"I bet you didn't even know casa is spanish for house, right Mom?"
Bought a new canvas and more paints last night. Will try to photo journal as I go along. I am off to the Museum as the artist for drop in art today. I finished my class example last night and they are turning out better than I even thought! Will post some pics later. Have a wonderful creative day!
Here is a quick project we did Wednesday. It's a green collage. I gave my 5 year old an old magazine and scissors. His favorite color is green, so I told him to find all the green things and cut them out. He did a great job! When he finished, he used a glue stick to paste them on green paper.
This activity is great for motor skills and it gave me some time to get dinner ready!
Welcome!

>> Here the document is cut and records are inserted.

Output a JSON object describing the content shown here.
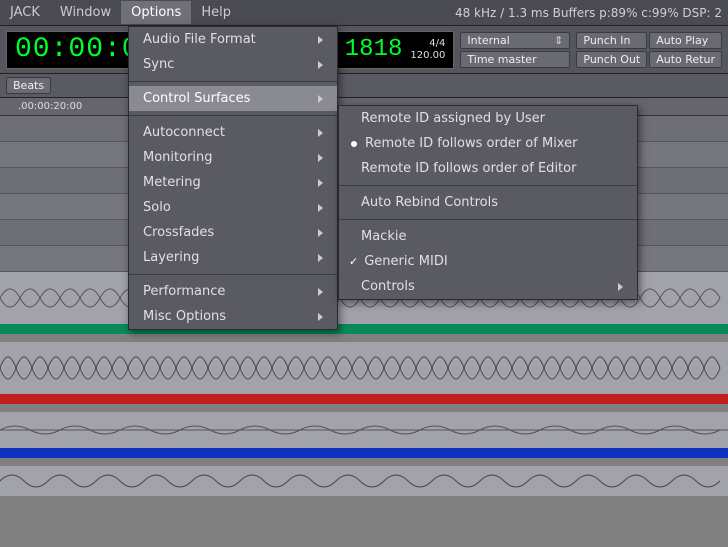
{
  "menubar": {
    "items": [
      "JACK",
      "Window",
      "Options",
      "Help"
    ],
    "active_index": 2,
    "status": "48 kHz /  1.3 ms  Buffers p:89% c:99%  DSP: 2"
  },
  "transport": {
    "timecode": "00:00:0",
    "bars": "1818",
    "timesig": "4/4",
    "tempo": "120.00",
    "clock_source": "Internal",
    "time_master": "Time master",
    "punch_in": "Punch In",
    "punch_out": "Punch Out",
    "auto_play": "Auto Play",
    "auto_return": "Auto Retur"
  },
  "secondary": {
    "beats_button": "Beats"
  },
  "ruler": {
    "label": ".00:00:20:00"
  },
  "options_menu": {
    "items": [
      {
        "label": "Audio File Format",
        "submenu": true
      },
      {
        "label": "Sync",
        "submenu": true
      },
      {
        "sep": true
      },
      {
        "label": "Control Surfaces",
        "submenu": true,
        "highlight": true
      },
      {
        "sep": true
      },
      {
        "label": "Autoconnect",
        "submenu": true
      },
      {
        "label": "Monitoring",
        "submenu": true
      },
      {
        "label": "Metering",
        "submenu": true
      },
      {
        "label": "Solo",
        "submenu": true
      },
      {
        "label": "Crossfades",
        "submenu": true
      },
      {
        "label": "Layering",
        "submenu": true
      },
      {
        "sep": true
      },
      {
        "label": "Performance",
        "submenu": true
      },
      {
        "label": "Misc Options",
        "submenu": true
      }
    ]
  },
  "control_surfaces_submenu": {
    "items": [
      {
        "label": "Remote ID assigned by User"
      },
      {
        "label": "Remote ID follows order of Mixer",
        "radio": true
      },
      {
        "label": "Remote ID follows order of Editor"
      },
      {
        "sep": true
      },
      {
        "label": "Auto Rebind Controls"
      },
      {
        "sep": true
      },
      {
        "label": "Mackie"
      },
      {
        "label": "Generic MIDI",
        "checked": true
      },
      {
        "label": "Controls",
        "submenu": true
      }
    ]
  }
}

I guess am a woman of many hats. I love to create, cook and entertain. I am a wife to an extremely supportive husband and Mom to two funny and sweet sons that are growing by leaps and bounds. I am an artist and now an instructor at The Oklahoma City Museum of Art. I feel that roads have led me there for a reason. I love children. I love art. Now I can share my passion with kids at one the most wonderful places in OKC.
When I was a young girl I used to babysit- a lot. Even at the age of 13, I'd bring along an art box and I would make up projects to do with the kids. People used to tell me, "you'll have 7 kids and be a teacher! You are great with kids!" Well, I stopped at two kids, and my schooling is not in education, but art.

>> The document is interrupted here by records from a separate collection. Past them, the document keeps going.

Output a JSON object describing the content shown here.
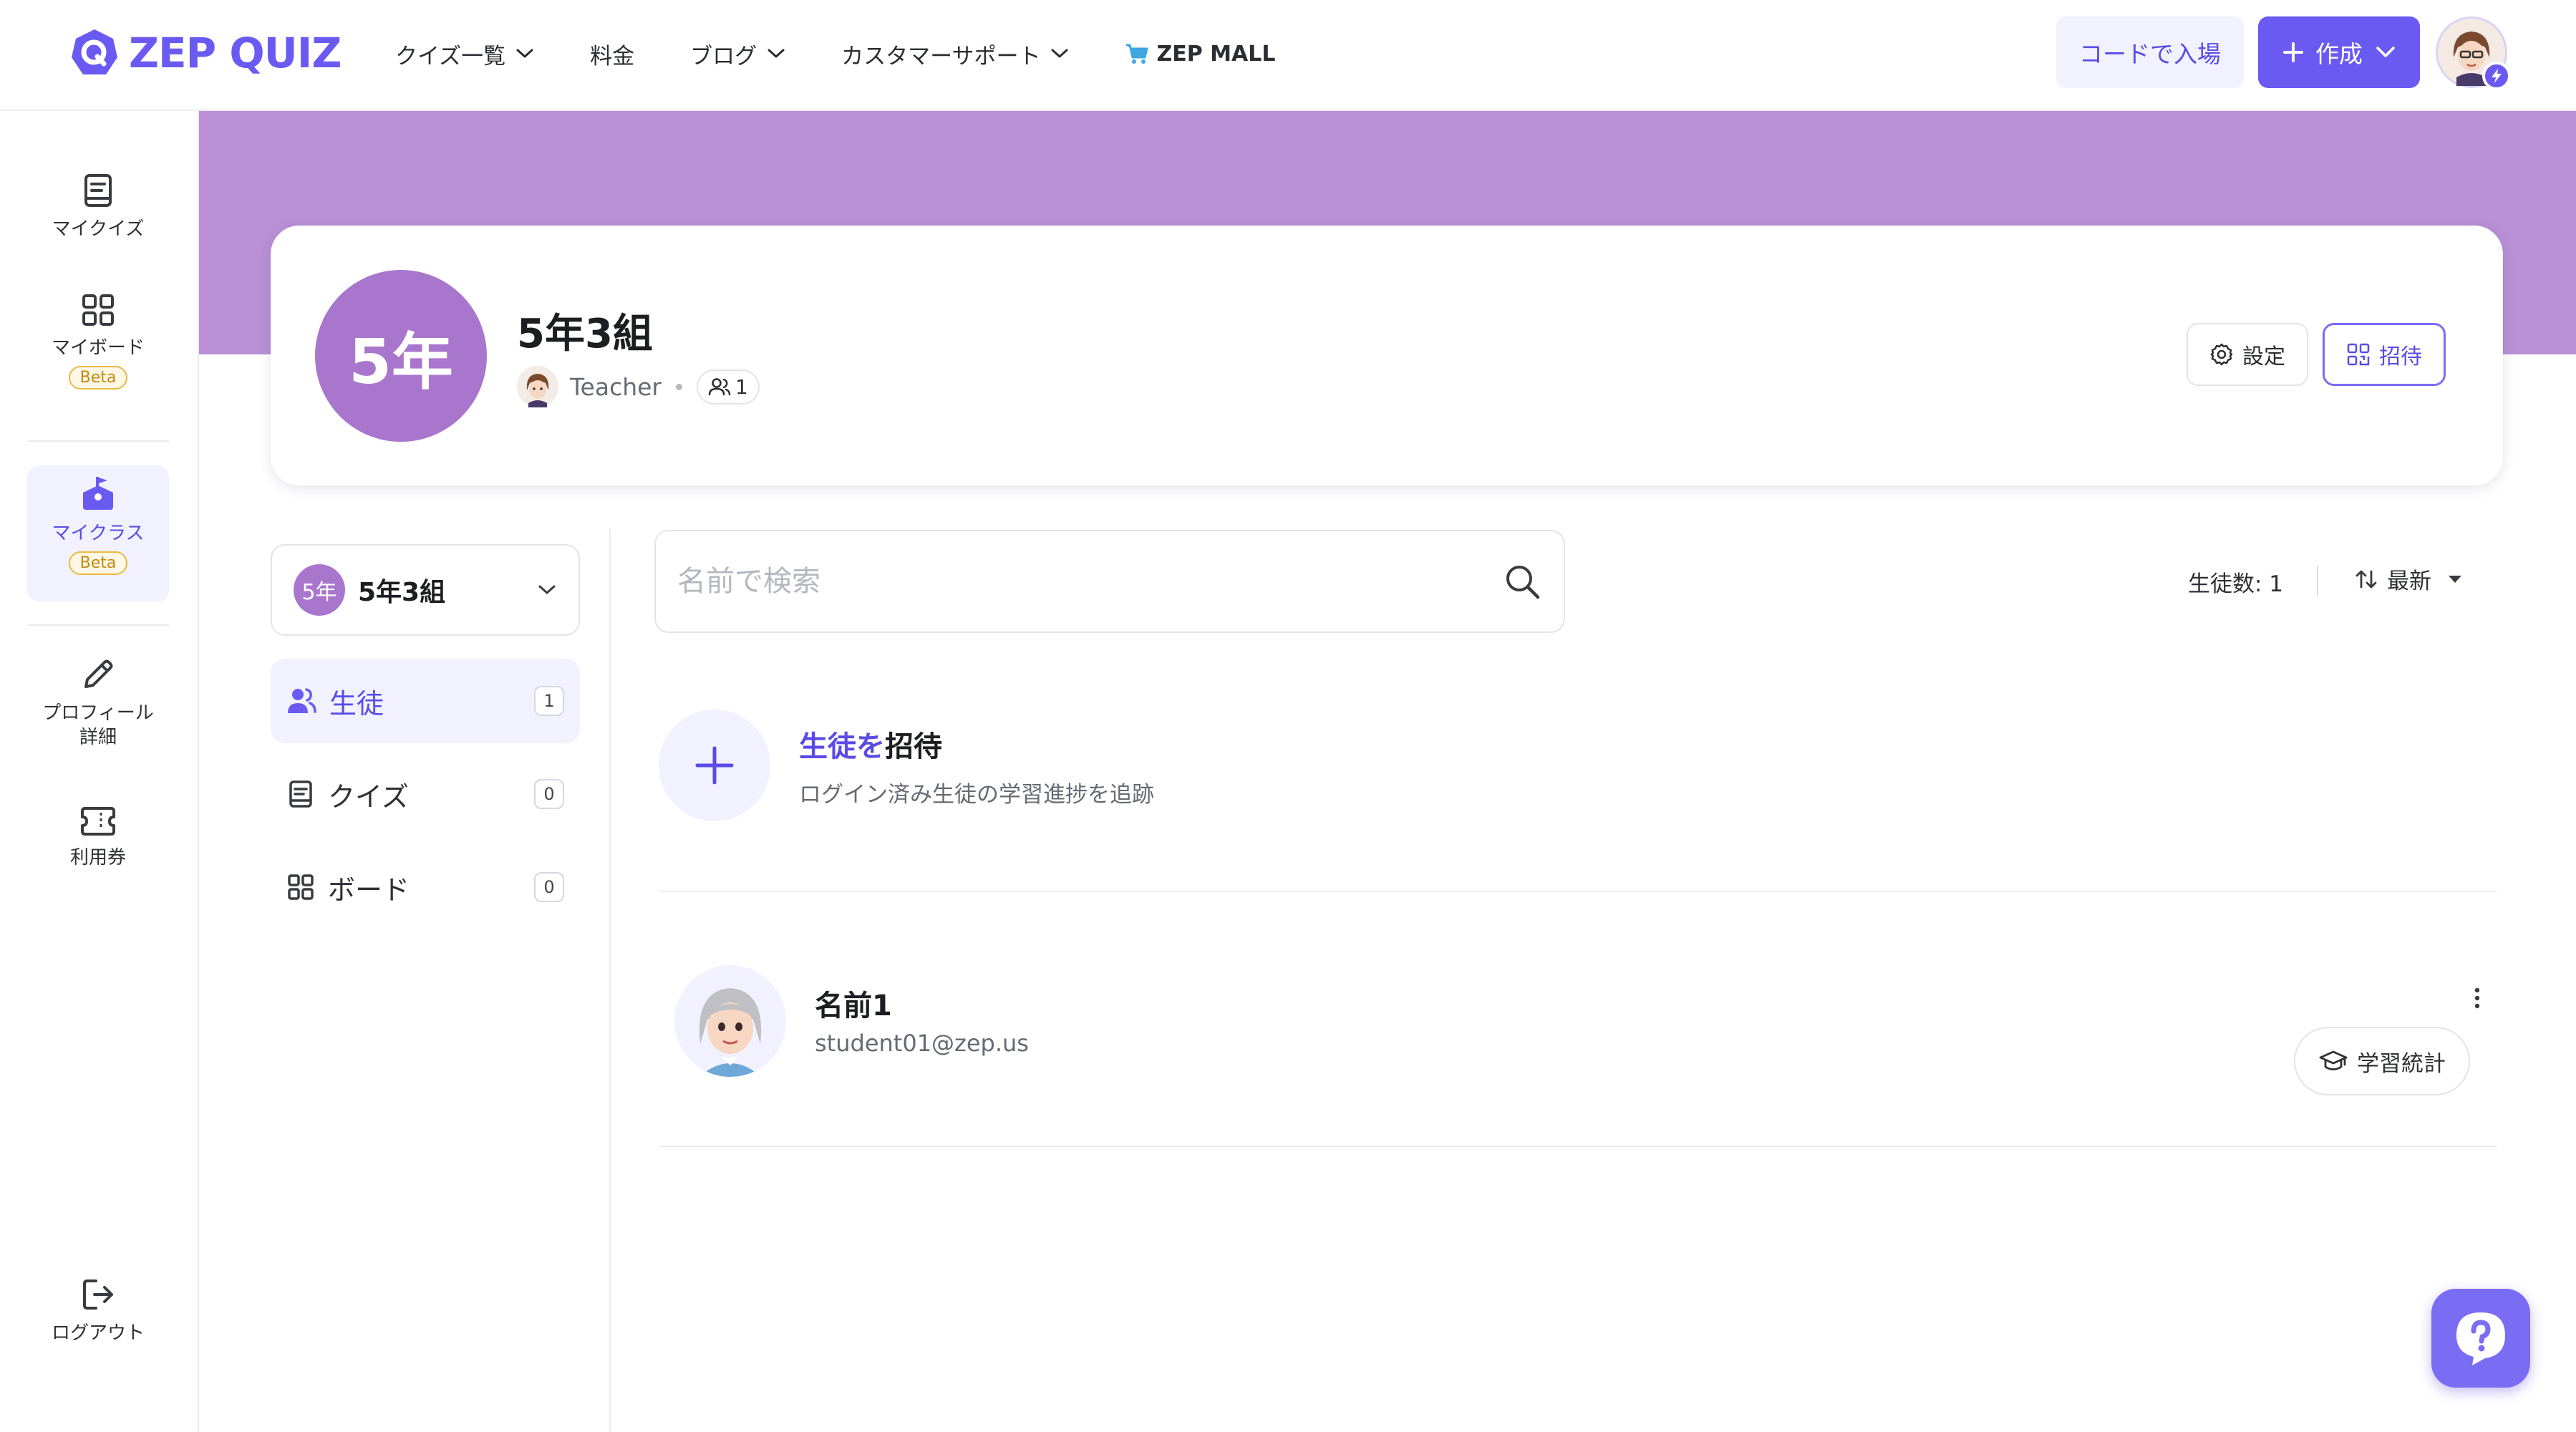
{
  "header": {
    "logo_text": "ZEP QUIZ",
    "nav": {
      "quiz_list": "クイズ一覧",
      "pricing": "料金",
      "blog": "ブログ",
      "support": "カスタマーサポート",
      "mall": "ZEP MALL"
    },
    "code_entry_label": "コードで入場",
    "create_label": "作成"
  },
  "sidebar": {
    "my_quiz": "マイクイズ",
    "my_board": "マイボード",
    "my_class": "マイクラス",
    "beta": "Beta",
    "profile_line1": "プロフィール",
    "profile_line2": "詳細",
    "tickets": "利用券",
    "logout": "ログアウト"
  },
  "class": {
    "badge": "5年",
    "title": "5年3組",
    "teacher": "Teacher",
    "member_count": "1",
    "settings_label": "設定",
    "invite_label": "招待"
  },
  "panel": {
    "selector_badge": "5年",
    "selector_name": "5年3組",
    "items": [
      {
        "label": "生徒",
        "count": "1"
      },
      {
        "label": "クイズ",
        "count": "0"
      },
      {
        "label": "ボード",
        "count": "0"
      }
    ]
  },
  "content": {
    "search_placeholder": "名前で検索",
    "student_count": "生徒数: 1",
    "sort_label": "最新",
    "invite_title_accent": "生徒を",
    "invite_title_rest": "招待",
    "invite_sub": "ログイン済み生徒の学習進捗を追跡",
    "students": [
      {
        "name": "名前1",
        "email": "student01@zep.us",
        "stats_label": "学習統計"
      }
    ]
  },
  "colors": {
    "accent": "#6a5af2",
    "banner": "#b990d6",
    "class_badge": "#a976cd"
  }
}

My parents are both extremely creative people. My Father-an artist, art director, web guy. My Mother- a quilter, illustrator and pattern designer. Growing up, I vividly remember visiting the Albright-Knox among other museums and galleries. These places made an impression on me and instilled a beginning love of art.
All through school I took art classes and remained creative in some aspect. Whether it was yearbook or art club. Arts have never been far from me. In college I soaked in a variety of coursework. Painting, drawing, ceramics, printmaking, and graphic design.

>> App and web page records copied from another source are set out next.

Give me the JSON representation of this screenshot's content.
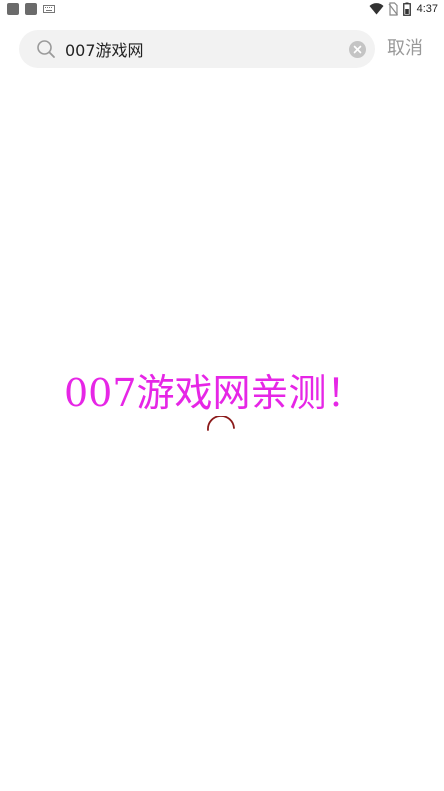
{
  "status_bar": {
    "time": "4:37",
    "icons": [
      "app-icon",
      "app-icon",
      "keyboard-icon",
      "wifi-icon",
      "no-sim-icon",
      "battery-icon"
    ]
  },
  "search": {
    "query": "007游戏网",
    "cancel_label": "取消"
  },
  "content": {
    "overlay_text": "007游戏网亲测！"
  },
  "colors": {
    "overlay_text": "#e626e6",
    "spinner": "#8b1a1a",
    "search_bg": "#f2f2f2",
    "cancel": "#999999"
  }
}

I love design. I know my first graphic design class made me a bit of a design snob. I had a wonderful teacher that changed the way I looked at things. I began looking at everything different. Fonts, layout, and pattern. I always had an eye for these things, but now the bad things scream out to me. MACCRAP! (Dr. Watson's term for people that think they are designers because they have a computer and really just produce crap.)
From there I began looking to paint again-always my first love. I became involved with the Oklahoma Visual Arts Coalition and began entering pieces for their annual fundraiser, 12x12 Art Show and Sale. Luckily my pieces have sold every year and I have met a few of my wonderful buyers. People began asking me, where is your studio? I began thinking, I need to paint more. I was in The smART Show in the Paseo in January. It was the first juried show I have entered in a while. It brought me more confidence and learning experience.
Through a friend, roads brought me to the Museum where I teach toddler and Pre-K classes. I love showing children-along with parents new techniques and pieces in the Museum. I guess it reminds me of being a little girl myself-holding hands with my Daddy while looking at these massive paintings and hearing him be excited about the colors, lines and design.
This being my first post here , I just wanted to share a bit of my background. Thanks for stopping by and please be patient with me while I get this place set up how I want it! :) Thanks!
Wife, Mom, Artist and Education Coordinator at City Arts Center. I believe art is a child's first written language. They have a creative spirit and imagination others tend to lose as they grow up. Many famous artists have tried to duplicate the way children paint and draw knowing that children have a true artistic bravery, unafraid and unabashed. I have the wonderful opportunity to share art with children and watch this process unfold. It truly is magical.